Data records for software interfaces

━━━━

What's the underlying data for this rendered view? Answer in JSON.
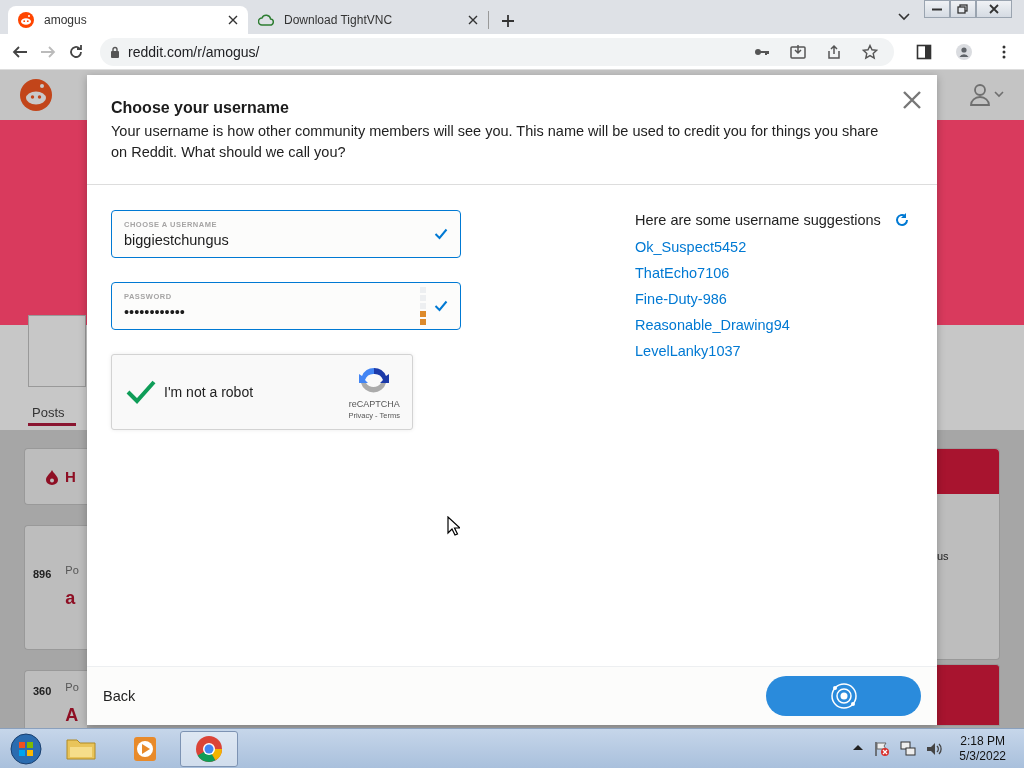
{
  "browser": {
    "tabs": [
      {
        "title": "amogus",
        "selected": true
      },
      {
        "title": "Download TightVNC",
        "selected": false
      }
    ],
    "url": "reddit.com/r/amogus/"
  },
  "background_page": {
    "tab_label": "Posts",
    "hot_button": "H",
    "sidebar_text": "us",
    "posts": [
      {
        "votes": "896",
        "meta": "Po",
        "title": "a"
      },
      {
        "votes": "360",
        "meta": "Po",
        "title": "A"
      }
    ]
  },
  "modal": {
    "title": "Choose your username",
    "description": "Your username is how other community members will see you. This name will be used to credit you for things you share on Reddit. What should we call you?",
    "username_field": {
      "label": "CHOOSE A USERNAME",
      "value": "biggiestchungus",
      "valid": true
    },
    "password_field": {
      "label": "PASSWORD",
      "value": "••••••••••••",
      "valid": true,
      "level": 0.4
    },
    "captcha": {
      "label": "I'm not a robot",
      "checked": true,
      "brand": "reCAPTCHA",
      "links": "Privacy - Terms"
    },
    "suggestions_heading": "Here are some username suggestions",
    "suggestions": [
      "Ok_Suspect5452",
      "ThatEcho7106",
      "Fine-Duty-986",
      "Reasonable_Drawing94",
      "LevelLanky1037"
    ],
    "back": "Back",
    "continue_loading": true
  },
  "taskbar": {
    "time": "2:18 PM",
    "date": "5/3/2022"
  }
}
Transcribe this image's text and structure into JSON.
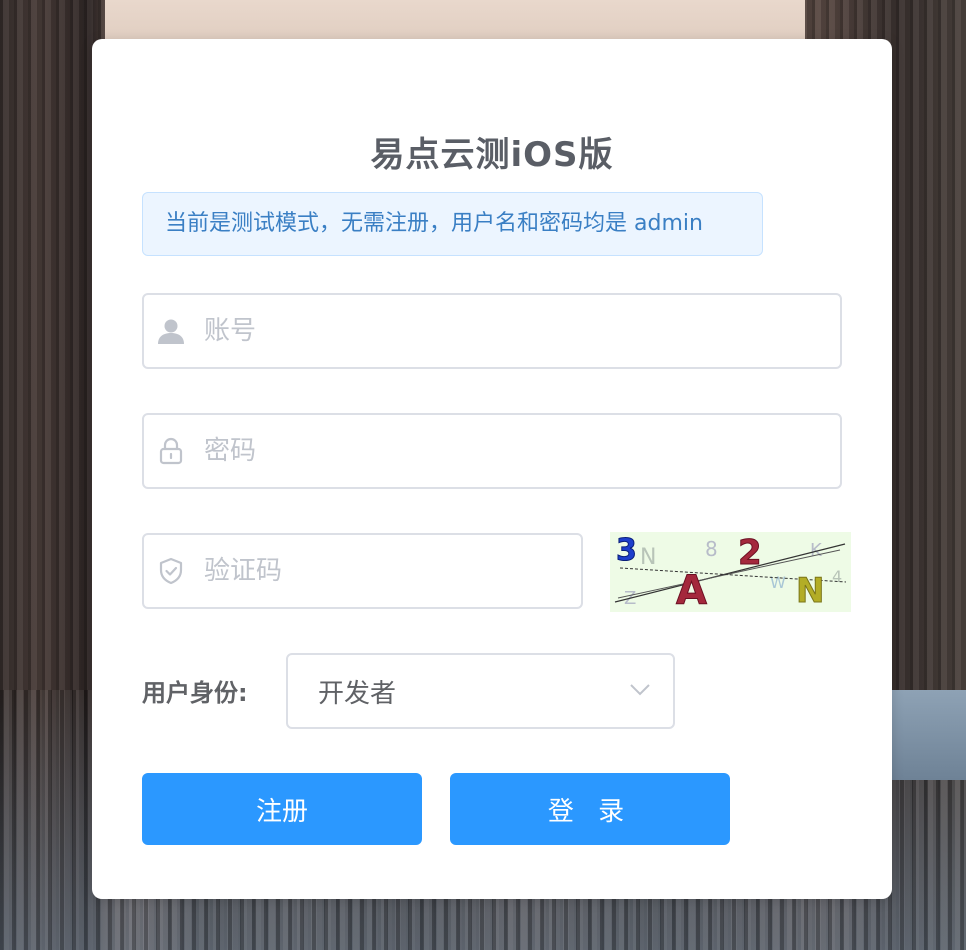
{
  "app": {
    "title": "易点云测iOS版"
  },
  "tip": {
    "text": "当前是测试模式，无需注册，用户名和密码均是 admin"
  },
  "form": {
    "username_placeholder": "账号",
    "password_placeholder": "密码",
    "captcha_placeholder": "验证码",
    "captcha_chars": [
      "3",
      "A",
      "2",
      "N"
    ],
    "role_label": "用户身份:",
    "role_value": "开发者"
  },
  "buttons": {
    "register": "注册",
    "login": "登 录"
  },
  "colors": {
    "primary": "#2b98ff",
    "tip_bg": "#ecf5ff",
    "tip_text": "#409eff",
    "title": "#5a5e66"
  },
  "icons": {
    "username": "user-icon",
    "password": "lock-icon",
    "captcha": "shield-icon",
    "select": "chevron-down-icon"
  }
}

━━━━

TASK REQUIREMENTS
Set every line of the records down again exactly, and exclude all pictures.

ANSWER SPACE
What's the underlying data for this rendered view? Answer in JSON.
{
  "browser": {
    "tabs": [
      {
        "title": "amogus",
        "selected": true
      },
      {
        "title": "Download TightVNC",
        "selected": false
      }
    ],
    "url": "reddit.com/r/amogus/"
  },
  "background_page": {
    "tab_label": "Posts",
    "hot_button": "H",
    "sidebar_text": "us",
    "posts": [
      {
        "votes": "896",
        "meta": "Po",
        "title": "a"
      },
      {
        "votes": "360",
        "meta": "Po",
        "title": "A"
      }
    ]
  },
  "modal": {
    "title": "Choose your username",
    "description": "Your username is how other community members will see you. This name will be used to credit you for things you share on Reddit. What should we call you?",
    "username_field": {
      "label": "CHOOSE A USERNAME",
      "value": "biggiestchungus",
      "valid": true
    },
    "password_field": {
      "label": "PASSWORD",
      "value": "••••••••••••",
      "valid": true,
      "level": 0.4
    },
    "captcha": {
      "label": "I'm not a robot",
      "checked": true,
      "brand": "reCAPTCHA",
      "links": "Privacy - Terms"
    },
    "suggestions_heading": "Here are some username suggestions",
    "suggestions": [
      "Ok_Suspect5452",
      "ThatEcho7106",
      "Fine-Duty-986",
      "Reasonable_Drawing94",
      "LevelLanky1037"
    ],
    "back": "Back",
    "continue_loading": true
  },
  "taskbar": {
    "time": "2:18 PM",
    "date": "5/3/2022"
  }
}
Transcribe this image's text and structure into JSON.
{
  "app": {
    "title": "易点云测iOS版"
  },
  "tip": {
    "text": "当前是测试模式，无需注册，用户名和密码均是 admin"
  },
  "form": {
    "username_placeholder": "账号",
    "password_placeholder": "密码",
    "captcha_placeholder": "验证码",
    "captcha_chars": [
      "3",
      "A",
      "2",
      "N"
    ],
    "role_label": "用户身份:",
    "role_value": "开发者"
  },
  "buttons": {
    "register": "注册",
    "login": "登 录"
  },
  "colors": {
    "primary": "#2b98ff",
    "tip_bg": "#ecf5ff",
    "tip_text": "#409eff",
    "title": "#5a5e66"
  },
  "icons": {
    "username": "user-icon",
    "password": "lock-icon",
    "captcha": "shield-icon",
    "select": "chevron-down-icon"
  }
}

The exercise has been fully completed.